Fellow fishmongers Heubert Francois, Kareem Spears and Owen Peters also said they were “Fish Fry and Facility appreciators. They chorus: “It’s good for the people of Carenage.
Fuel costs too high
Meanwhile, Quintero and his friends said a bugbear remained the price of fuel. He also said he spent about $1,600 on gas to get his canoe to sail to the north coast (La Fillette). Expressing his anguish, he said: “Since the PNM came to power, the Minister of Finance (Colm Imbert) said that they had raised the gas about three times and no one had rioted. But I want the state to know that it’s not a good idea for fishermen to use premium gasoline. The best gas was regular gas. You can fill a car’s tank with gas and drive around Trinidad twice. But you can’t sail around the country with a ship full of gas. You have to work with the moon and the tides. For example, between August and September, the trevallies are hungry. I always say: “God knew who he chose as sinners”.
He added: “Premium gas kills fishermen. I used to pay $250 for a 20 gallon gas pan. Now the same 20 gallon bin costs $600. I have to fill two 20 gallon pans. It’s about $600 each and $100 for the bait. I am not a robot. I have to eat and drink on the high seas. Expenses are hard. When I do two days of work, I pay $1,600. All fishing gear prices have gone up. People’s wages haven’t gone up since 2013.”
Carenage’s Fish Fry Facility looks set to become a major specialty fish food retail center in Trinidad and Tobago. This was the statement of Agriculture Minister Kazim Hosein in his speech at the opening ceremony. Hosein said, “The facility will allow consumers to purchase a variety of fish delicacies prepared from the daily ‘catch’ of local fishermen. This interaction, in our view, will therefore create a privileged relationship between fishermen, consumers and sellers, while promoting the availability of high quality local seafood products”.

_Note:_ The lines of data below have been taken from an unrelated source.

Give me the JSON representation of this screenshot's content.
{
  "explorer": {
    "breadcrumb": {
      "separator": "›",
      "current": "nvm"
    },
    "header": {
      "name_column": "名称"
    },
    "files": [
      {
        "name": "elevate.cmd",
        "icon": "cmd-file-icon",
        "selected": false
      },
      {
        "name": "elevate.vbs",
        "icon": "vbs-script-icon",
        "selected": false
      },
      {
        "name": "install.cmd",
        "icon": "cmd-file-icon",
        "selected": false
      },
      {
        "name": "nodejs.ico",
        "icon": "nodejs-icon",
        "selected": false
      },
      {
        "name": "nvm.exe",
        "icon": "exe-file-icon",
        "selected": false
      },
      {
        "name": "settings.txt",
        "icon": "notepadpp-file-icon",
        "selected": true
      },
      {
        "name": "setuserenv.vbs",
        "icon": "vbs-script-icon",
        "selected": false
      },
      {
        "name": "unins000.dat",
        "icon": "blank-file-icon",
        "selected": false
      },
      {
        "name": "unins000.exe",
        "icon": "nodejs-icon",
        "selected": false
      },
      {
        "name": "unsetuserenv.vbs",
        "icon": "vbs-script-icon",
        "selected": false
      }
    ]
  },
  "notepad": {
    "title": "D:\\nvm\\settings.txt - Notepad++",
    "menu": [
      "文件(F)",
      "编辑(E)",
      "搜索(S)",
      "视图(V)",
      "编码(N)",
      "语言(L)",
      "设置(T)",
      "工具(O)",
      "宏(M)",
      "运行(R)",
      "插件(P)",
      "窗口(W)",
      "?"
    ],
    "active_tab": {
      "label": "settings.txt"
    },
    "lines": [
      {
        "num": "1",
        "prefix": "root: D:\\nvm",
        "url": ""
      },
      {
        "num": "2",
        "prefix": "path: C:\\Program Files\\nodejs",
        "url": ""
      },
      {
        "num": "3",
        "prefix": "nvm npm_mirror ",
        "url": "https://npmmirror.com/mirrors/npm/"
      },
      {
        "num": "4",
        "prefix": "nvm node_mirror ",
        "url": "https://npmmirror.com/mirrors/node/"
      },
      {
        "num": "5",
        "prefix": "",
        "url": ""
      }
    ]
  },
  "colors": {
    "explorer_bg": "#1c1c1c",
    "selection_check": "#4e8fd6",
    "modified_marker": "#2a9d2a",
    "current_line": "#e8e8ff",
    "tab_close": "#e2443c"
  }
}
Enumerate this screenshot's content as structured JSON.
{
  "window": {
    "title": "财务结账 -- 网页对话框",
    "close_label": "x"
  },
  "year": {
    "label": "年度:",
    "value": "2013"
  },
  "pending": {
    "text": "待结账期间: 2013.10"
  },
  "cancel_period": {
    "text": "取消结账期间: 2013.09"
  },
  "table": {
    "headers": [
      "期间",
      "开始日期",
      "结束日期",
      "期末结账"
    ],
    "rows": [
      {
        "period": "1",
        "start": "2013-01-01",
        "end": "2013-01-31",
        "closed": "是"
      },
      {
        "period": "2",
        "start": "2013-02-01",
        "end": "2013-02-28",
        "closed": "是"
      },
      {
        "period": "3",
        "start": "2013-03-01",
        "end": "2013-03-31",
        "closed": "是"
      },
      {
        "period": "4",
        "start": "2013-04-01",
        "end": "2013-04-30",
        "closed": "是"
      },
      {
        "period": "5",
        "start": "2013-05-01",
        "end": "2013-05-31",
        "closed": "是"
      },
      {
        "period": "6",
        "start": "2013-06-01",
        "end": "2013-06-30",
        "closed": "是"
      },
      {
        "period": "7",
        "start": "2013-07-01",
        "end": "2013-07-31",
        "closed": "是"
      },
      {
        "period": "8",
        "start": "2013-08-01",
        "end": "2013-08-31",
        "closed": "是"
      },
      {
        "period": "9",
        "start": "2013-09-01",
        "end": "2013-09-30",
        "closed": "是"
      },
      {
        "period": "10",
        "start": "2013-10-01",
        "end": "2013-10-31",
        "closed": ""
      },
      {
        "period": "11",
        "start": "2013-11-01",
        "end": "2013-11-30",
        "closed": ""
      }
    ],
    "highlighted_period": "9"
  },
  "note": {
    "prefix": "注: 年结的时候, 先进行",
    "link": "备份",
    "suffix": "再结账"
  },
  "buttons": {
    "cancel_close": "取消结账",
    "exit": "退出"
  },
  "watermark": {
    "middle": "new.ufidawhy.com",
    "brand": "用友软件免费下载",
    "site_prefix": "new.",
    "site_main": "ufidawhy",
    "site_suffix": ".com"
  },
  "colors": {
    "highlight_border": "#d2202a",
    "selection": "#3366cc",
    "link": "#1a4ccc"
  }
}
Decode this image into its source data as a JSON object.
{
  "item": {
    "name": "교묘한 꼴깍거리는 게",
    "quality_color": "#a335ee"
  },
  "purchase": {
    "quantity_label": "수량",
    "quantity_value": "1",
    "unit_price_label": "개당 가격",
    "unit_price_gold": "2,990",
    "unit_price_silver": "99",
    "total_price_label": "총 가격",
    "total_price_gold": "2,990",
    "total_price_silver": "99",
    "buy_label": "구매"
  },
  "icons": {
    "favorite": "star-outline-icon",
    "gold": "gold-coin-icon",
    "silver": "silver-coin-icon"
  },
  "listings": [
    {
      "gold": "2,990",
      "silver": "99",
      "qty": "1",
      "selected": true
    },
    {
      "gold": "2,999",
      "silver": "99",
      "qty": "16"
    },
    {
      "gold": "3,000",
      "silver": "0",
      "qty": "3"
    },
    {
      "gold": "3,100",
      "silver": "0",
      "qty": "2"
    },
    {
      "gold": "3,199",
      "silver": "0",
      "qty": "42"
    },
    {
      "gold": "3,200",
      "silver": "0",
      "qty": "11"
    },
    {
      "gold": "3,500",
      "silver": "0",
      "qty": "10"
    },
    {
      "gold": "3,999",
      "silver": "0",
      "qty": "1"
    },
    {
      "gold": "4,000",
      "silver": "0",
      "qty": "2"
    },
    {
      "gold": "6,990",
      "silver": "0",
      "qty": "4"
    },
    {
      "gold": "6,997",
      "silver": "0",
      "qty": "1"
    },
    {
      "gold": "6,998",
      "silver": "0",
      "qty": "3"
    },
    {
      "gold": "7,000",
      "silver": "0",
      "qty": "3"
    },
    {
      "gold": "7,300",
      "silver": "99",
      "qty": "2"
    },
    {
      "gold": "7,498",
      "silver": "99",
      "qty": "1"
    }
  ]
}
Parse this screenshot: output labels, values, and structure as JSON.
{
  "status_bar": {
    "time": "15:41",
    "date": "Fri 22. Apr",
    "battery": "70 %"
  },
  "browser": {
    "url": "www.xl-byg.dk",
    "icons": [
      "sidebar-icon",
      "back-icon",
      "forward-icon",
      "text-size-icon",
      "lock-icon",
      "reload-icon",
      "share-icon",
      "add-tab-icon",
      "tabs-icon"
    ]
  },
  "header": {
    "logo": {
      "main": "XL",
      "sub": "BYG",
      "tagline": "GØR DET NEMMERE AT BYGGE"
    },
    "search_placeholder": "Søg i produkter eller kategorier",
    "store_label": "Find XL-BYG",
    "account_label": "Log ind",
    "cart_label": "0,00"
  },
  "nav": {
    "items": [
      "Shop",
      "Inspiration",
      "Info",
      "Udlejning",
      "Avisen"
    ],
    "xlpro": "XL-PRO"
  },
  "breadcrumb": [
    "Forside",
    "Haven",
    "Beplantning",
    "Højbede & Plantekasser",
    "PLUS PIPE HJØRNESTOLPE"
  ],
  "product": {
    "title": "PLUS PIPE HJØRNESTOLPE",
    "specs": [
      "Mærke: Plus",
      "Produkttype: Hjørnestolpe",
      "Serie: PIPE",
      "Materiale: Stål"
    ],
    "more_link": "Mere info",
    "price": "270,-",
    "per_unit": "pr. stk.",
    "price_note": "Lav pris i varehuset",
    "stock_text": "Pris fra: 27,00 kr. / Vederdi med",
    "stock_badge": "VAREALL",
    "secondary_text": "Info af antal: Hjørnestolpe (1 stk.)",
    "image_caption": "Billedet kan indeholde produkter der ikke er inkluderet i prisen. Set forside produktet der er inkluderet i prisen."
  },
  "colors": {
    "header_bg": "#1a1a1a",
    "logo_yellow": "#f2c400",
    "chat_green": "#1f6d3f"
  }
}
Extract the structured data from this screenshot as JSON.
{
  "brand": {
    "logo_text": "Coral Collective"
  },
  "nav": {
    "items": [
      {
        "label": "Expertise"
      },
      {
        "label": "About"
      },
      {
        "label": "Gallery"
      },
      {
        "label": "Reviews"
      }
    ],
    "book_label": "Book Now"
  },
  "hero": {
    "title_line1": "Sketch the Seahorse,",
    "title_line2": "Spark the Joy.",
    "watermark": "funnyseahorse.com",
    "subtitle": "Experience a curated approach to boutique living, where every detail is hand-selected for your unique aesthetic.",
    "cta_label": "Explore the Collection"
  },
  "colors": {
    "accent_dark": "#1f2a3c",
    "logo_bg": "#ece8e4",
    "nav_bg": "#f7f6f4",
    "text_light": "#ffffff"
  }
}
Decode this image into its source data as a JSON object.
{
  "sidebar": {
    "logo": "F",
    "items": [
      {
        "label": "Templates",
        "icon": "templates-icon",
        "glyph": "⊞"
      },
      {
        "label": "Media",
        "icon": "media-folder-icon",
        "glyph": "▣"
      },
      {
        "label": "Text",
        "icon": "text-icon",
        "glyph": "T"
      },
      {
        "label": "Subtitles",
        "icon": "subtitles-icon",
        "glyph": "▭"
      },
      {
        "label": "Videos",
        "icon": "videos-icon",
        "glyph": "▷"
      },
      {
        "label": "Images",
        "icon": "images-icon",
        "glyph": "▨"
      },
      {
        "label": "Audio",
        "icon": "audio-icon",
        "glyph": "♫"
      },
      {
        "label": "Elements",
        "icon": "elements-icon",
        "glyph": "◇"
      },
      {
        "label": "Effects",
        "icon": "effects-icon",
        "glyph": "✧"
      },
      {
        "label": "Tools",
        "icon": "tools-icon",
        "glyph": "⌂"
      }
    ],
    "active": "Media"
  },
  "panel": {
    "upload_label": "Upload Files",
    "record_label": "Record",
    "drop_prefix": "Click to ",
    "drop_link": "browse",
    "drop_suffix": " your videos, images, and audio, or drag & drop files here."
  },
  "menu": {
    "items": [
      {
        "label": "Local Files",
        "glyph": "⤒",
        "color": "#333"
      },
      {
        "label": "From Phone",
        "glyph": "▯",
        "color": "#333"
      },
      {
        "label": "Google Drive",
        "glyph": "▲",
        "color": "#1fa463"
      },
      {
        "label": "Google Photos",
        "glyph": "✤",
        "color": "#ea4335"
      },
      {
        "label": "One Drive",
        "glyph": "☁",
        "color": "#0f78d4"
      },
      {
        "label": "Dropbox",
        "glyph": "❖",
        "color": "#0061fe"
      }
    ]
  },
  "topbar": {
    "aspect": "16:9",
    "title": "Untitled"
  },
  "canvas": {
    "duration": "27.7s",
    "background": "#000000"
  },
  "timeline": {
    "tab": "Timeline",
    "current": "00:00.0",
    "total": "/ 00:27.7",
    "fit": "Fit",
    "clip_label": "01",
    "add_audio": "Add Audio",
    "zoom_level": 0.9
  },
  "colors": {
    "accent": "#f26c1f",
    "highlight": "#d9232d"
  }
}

He further underscored the value of the Carenage Fish Hatchery and Carenage Fishing Center and its importance to the livelihoods of the fishing community as ongoing concerns such as climate change and its adverse effects on the global marine environment place them among the most vulnerable.
Trinidad and Tobago was currently charting the course to promote self-sufficiency and sustainability in agriculture, with this current initiative being the “golden example” of a system that fulfilled the broader goal of “strengthening the chain supply from farm to market,” said Hosein. .